*Exercise brief*:
Throughout the material below, tally the lines containing "icon" and give the total with no accompanying text.

******

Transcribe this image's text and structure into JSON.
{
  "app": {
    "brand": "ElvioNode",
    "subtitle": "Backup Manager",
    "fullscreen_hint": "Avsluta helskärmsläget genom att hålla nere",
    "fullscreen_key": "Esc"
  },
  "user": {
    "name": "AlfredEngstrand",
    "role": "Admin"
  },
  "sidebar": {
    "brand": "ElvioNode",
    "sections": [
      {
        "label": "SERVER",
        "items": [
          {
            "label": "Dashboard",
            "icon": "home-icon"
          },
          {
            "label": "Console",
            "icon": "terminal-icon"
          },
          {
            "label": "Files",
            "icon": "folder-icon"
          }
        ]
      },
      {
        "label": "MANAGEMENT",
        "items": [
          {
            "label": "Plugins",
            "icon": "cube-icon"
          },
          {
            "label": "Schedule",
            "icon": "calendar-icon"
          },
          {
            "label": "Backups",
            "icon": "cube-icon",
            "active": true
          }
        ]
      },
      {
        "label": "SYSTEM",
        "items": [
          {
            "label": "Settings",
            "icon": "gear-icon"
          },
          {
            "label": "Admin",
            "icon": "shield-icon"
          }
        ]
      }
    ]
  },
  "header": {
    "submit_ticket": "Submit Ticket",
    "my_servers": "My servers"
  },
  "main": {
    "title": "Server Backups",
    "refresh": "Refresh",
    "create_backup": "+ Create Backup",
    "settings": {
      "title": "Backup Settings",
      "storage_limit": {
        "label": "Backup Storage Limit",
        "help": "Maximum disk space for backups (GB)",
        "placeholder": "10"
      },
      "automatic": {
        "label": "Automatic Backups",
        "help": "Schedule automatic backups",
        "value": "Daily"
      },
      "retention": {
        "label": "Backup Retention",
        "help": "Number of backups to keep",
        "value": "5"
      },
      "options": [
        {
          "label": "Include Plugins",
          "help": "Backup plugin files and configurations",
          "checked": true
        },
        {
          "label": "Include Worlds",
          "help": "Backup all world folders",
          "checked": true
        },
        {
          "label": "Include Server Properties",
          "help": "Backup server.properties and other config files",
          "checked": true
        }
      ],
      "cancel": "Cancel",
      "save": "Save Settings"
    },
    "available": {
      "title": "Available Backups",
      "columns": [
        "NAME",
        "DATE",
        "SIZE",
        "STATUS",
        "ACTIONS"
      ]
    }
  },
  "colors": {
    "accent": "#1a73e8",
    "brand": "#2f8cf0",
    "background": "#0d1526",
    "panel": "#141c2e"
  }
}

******

*Response for this exercise*:
8